March 8 marks International Women’s Day, which is both a celebration of women’s social, economic, cultural, and personal achievements, and a global call to promote and protect gender equity. On this day of reflection, I am immensely proud of the role that women lawyers have played – and continue to play – in both the advancement of immigration law generally, and of AILA as an association.
Twenty-one of AILA’s seventy-five presidents have been women, with the first elected in 1954, a full 40 years before the American Bar Association chose its first female president. Two of AILA’s four Executive Directors, Jeanne Butterfield and Crystal Williams, have been women. Many key staff positions at AILA, including that of Chief Operating Officer, and the Directors of Professional Development, Publications, Technology Strategy and Services, Meeting Operations, Government Relations, Human Resources, and Governance and Leadership Strategy are today held by women. Female AILA volunteer leaders chair many of the key committees of the association including the Department of State Liaison Committee, USCIS Headquarters Committee, USCIS Case Assistance Committee, the Verification & Documentation Liaison Committee, the EOIR/ICE Liaison Committee, and the Diversity, Equity & Inclusion Committee. Each of these talented and driven attorneys have contributed to AILA’s strength and diversity. Their efforts have made us better as an organization and better lawyers.

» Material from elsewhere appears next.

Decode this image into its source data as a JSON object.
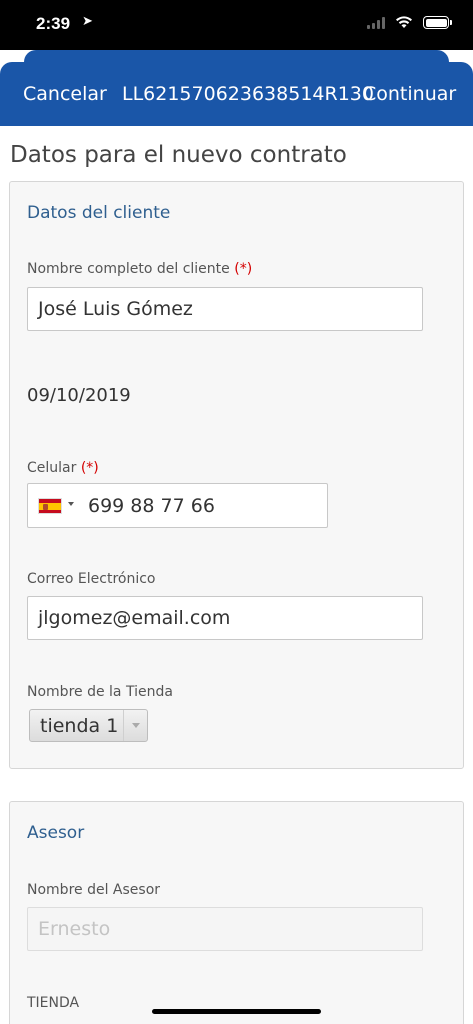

But it’s not just women in elected and volunteer AILA leadership who elevate our bar. AILA’s membership is comprised of so many fearless, strong women lawyers who are doing outstanding work every day in the trenches to zealously advocate for their clients and promote justice. These women provide life-altering (in many cases life-saving) representation of their clients. They are my heroes. It would be impossible to name them all here. But I think of women like Mahsa Khanbabai and Parastoo Zahedi, who co-chair AILA’s Afghan Response Taskforce; Ava Benach, who has successfully represented so many transgender asylum seekers; Sophia Genovese, who recently got her client released from ICE detention at the notorious Rensselaer County Jail after enduring maltreatment and inhumane conditions; Mariko Hirose who worked on the recent AsylumWorks v. Mayorkas decision that successfully challenged the Trump administration’s EAD rule for asylum seekers. I look to my dear friends and colleagues Eleanor Pelta and Marketa Lindt who have been stalwart litigators against anti-immigrant policies put in place by the Trump administration in the business and employment sphere.
I think of women like Juliana Madaki who is originally from Nigeria herself and made a career change from aircraft engineering to immigration law. She first joined the Immigration Justice Campaign as a volunteer in 2019, providing pro bono support to asylum seekers and other immigrants. She describes volunteering as a way in which she helps create the world she wants to live in, something all of these inspiring women have in common: they are all making this world better.
As a country – as a planet – we are still very far from having equaled the playing field, and we have much work remaining to ensure that all human beings, regardless of gender, race, sexual orientation or any other factor of identification, can pursue whatever goals or ambition they seek free from the incumbrances of societal bias and inequity. But each of the women leaders of AILA, and each and every attorney who gets up every morning and fights for her clients ‘while female’ is blazing a trail for all of us to follow. As we celebrate this International Women’s Day, I am grateful for the women of AILA and for the role they play in our lives and our community.